the walking man said...

I hope I am not leaping onto a pad where the waters are too deep. I wouldn't want to croak after all. Wait I think I a'ready toad that joke! Damn. Anyway doors lend themselves readily to the imagination so I figured why not, try the prompt and go with it.

Be Well in the garden with real toads.

hyperCRYPTICal said...

Brilliant prompt Brendan - I've been working on it since last night. Loved the adventure of finding an answer.
Anna :o]

Kerry O'Connor said...

Hi Brendan, I'm just stopping by to say how much I love this prompt, and so enjoyed reading your entire post. Regrettably, I'm not in the writing frame of mind at this time but I feel certain that this is an idea I shall revisit when the muse returns. Thanks for being such a gracious host.

A happy weekend to all.

paulscribbles said...

Hi Brendan. A great prompt that offers a plethora of possibilities. I am slowly picking up the writing again after a full blown foray into rhythmical initiation.Hope to find something to contribute shortly.

X said...

Thanks Brendan for the lens to focus a thought that was kicking around my head yesterday. The reminder of Janus' connection to doors brought it all together for me

Susie Clevenger said...

Thank you Brendan for this prompt. Recent events have urged me to speak up.

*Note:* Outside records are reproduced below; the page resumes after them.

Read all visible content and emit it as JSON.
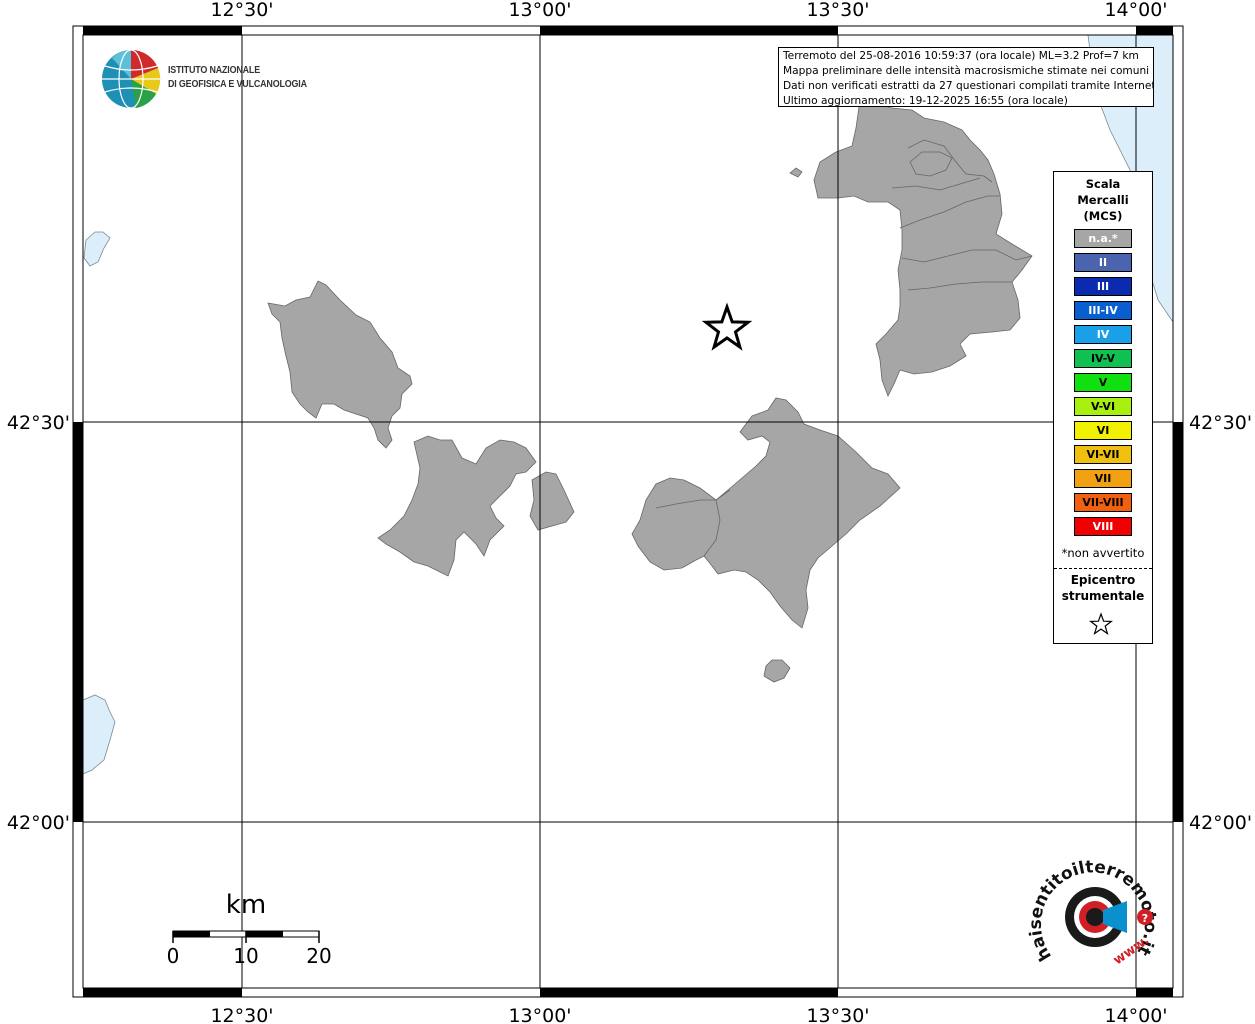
{
  "map": {
    "x_ticks": [
      "12°30'",
      "13°00'",
      "13°30'",
      "14°00'"
    ],
    "y_ticks": [
      "42°30'",
      "42°00'"
    ],
    "land_color": "#a6a6a6",
    "sea_color": "#dbeefa",
    "border_color": "#000000"
  },
  "info": {
    "line1": "Terremoto del 25-08-2016 10:59:37 (ora locale) ML=3.2 Prof=7 km",
    "line2": "Mappa preliminare delle intensità macrosismiche stimate nei comuni",
    "line3": "Dati non verificati estratti da 27 questionari compilati tramite Internet.",
    "line4": "Ultimo aggiornamento: 19-12-2025 16:55 (ora locale)"
  },
  "legend": {
    "title_line1": "Scala",
    "title_line2": "Mercalli",
    "title_line3": "(MCS)",
    "items": [
      {
        "label": "n.a.*",
        "color": "#a6a6a6",
        "dark": false
      },
      {
        "label": "II",
        "color": "#4a64b0",
        "dark": false
      },
      {
        "label": "III",
        "color": "#0a2bb0",
        "dark": false
      },
      {
        "label": "III-IV",
        "color": "#0a5fd0",
        "dark": false
      },
      {
        "label": "IV",
        "color": "#1aa0e8",
        "dark": false
      },
      {
        "label": "IV-V",
        "color": "#10c050",
        "dark": true
      },
      {
        "label": "V",
        "color": "#10e010",
        "dark": true
      },
      {
        "label": "V-VI",
        "color": "#a8f010",
        "dark": true
      },
      {
        "label": "VI",
        "color": "#f0f000",
        "dark": true
      },
      {
        "label": "VI-VII",
        "color": "#f0c010",
        "dark": true
      },
      {
        "label": "VII",
        "color": "#f0a010",
        "dark": true
      },
      {
        "label": "VII-VIII",
        "color": "#f06010",
        "dark": true
      },
      {
        "label": "VIII",
        "color": "#f00000",
        "dark": false
      }
    ],
    "note": "*non avvertito",
    "epicenter_line1": "Epicentro",
    "epicenter_line2": "strumentale"
  },
  "scale_bar": {
    "unit": "km",
    "labels": [
      "0",
      "10",
      "20"
    ]
  },
  "logos": {
    "ingv_line1": "ISTITUTO NAZIONALE",
    "ingv_line2": "DI GEOFISICA E VULCANOLOGIA",
    "hai_text": "haisentitoilterremoto.it",
    "hai_www": "www."
  }
}
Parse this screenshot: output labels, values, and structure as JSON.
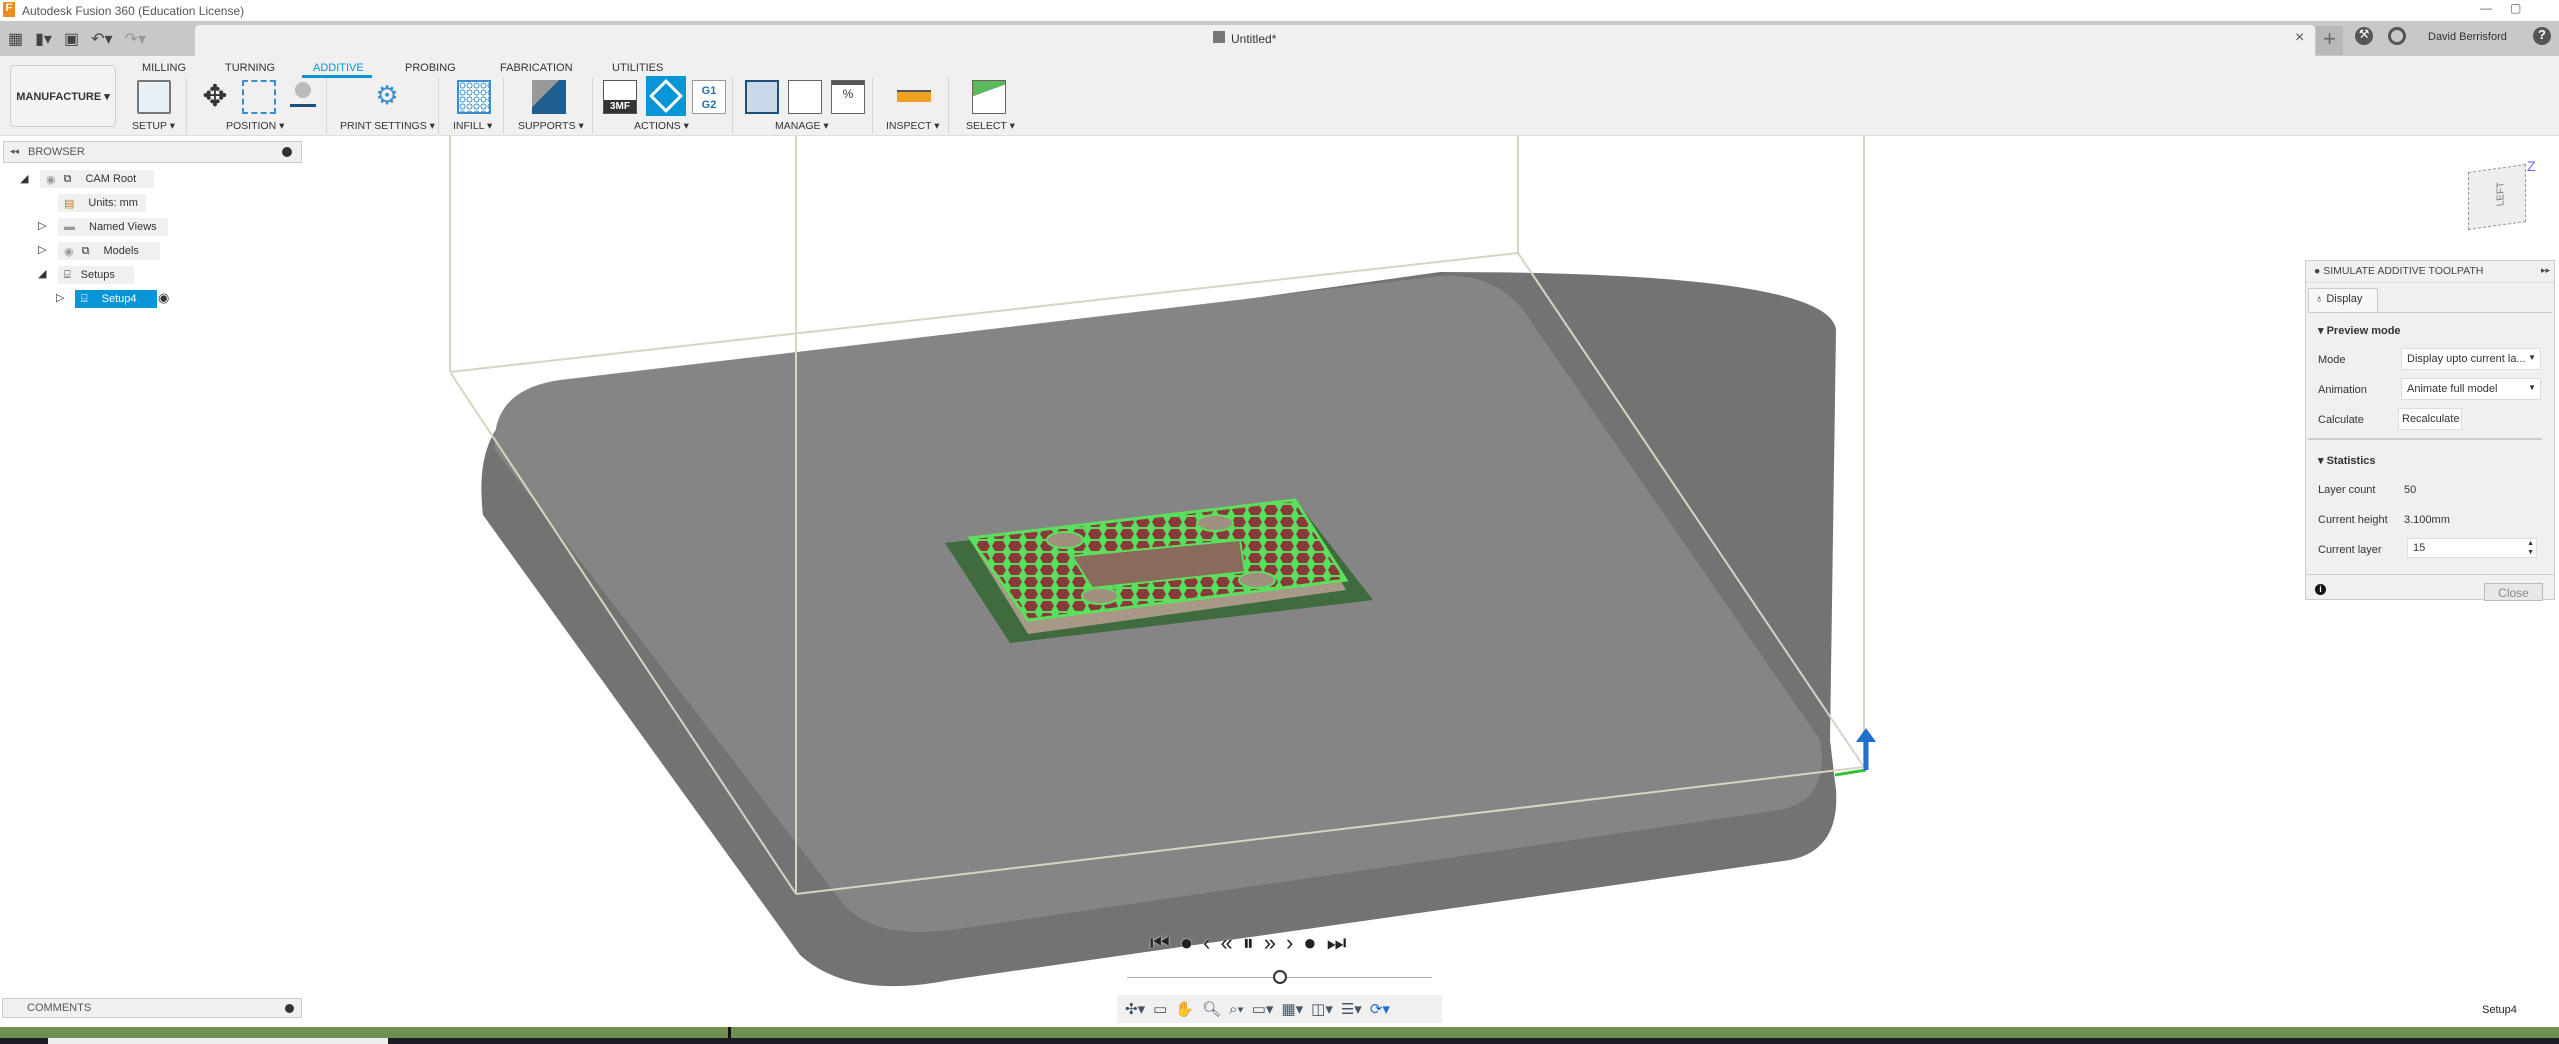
{
  "app": {
    "title": "Autodesk Fusion 360 (Education License)",
    "document": "Untitled*",
    "user": "David Berrisford"
  },
  "toolbar": {
    "workspace": "MANUFACTURE ▾",
    "tabs": [
      "MILLING",
      "TURNING",
      "ADDITIVE",
      "PROBING",
      "FABRICATION",
      "UTILITIES"
    ],
    "active_tab": "ADDITIVE",
    "groups": [
      "SETUP ▾",
      "POSITION ▾",
      "PRINT SETTINGS ▾",
      "INFILL ▾",
      "SUPPORTS ▾",
      "ACTIONS ▾",
      "MANAGE ▾",
      "INSPECT ▾",
      "SELECT ▾"
    ],
    "accent": "#0696d7"
  },
  "browser": {
    "title": "BROWSER",
    "items": [
      {
        "label": "CAM Root"
      },
      {
        "label": "Units: mm"
      },
      {
        "label": "Named Views"
      },
      {
        "label": "Models"
      },
      {
        "label": "Setups"
      },
      {
        "label": "Setup4"
      }
    ]
  },
  "viewcube": {
    "face": "LEFT",
    "axis": "Z"
  },
  "simulate": {
    "title": "SIMULATE ADDITIVE TOOLPATH",
    "tab": "Display",
    "preview_heading": "Preview mode",
    "mode_label": "Mode",
    "mode_value": "Display upto current la...",
    "animation_label": "Animation",
    "animation_value": "Animate full model",
    "calculate_label": "Calculate",
    "recalculate": "Recalculate",
    "stats_heading": "Statistics",
    "layer_count_label": "Layer count",
    "layer_count": "50",
    "height_label": "Current height",
    "height": "3.100mm",
    "layer_label": "Current layer",
    "layer": "15",
    "close": "Close"
  },
  "playback": {
    "position": 0.5
  },
  "comments": {
    "title": "COMMENTS"
  },
  "status": {
    "active_setup": "Setup4"
  }
}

Gillena Cox said...

Great prompt, lots of door stuff to read too

much love...

Brendan MacOdrum said...

Thanks to all of you -- as I had hoped, for every lily pad at the pond a Door! What a feast it has been.

Brendan MacOdrum said...

@X, I didn't see a comment link on your post but man, what a door. And when do we ever quite get Inside?

Marian said...

Brendan, thank you for this great prompt! It brought several ideas to mind so I think I'll return to doors later. For now, I have a car door for you. :)

Unknown said...

"Great idea!" she says, peering through the half-opened door. Hmmm, what's behind there!
MNL Cactus Haiku

cricket said...

thanks, Brendan. add my voice to the chorus on X's post, too.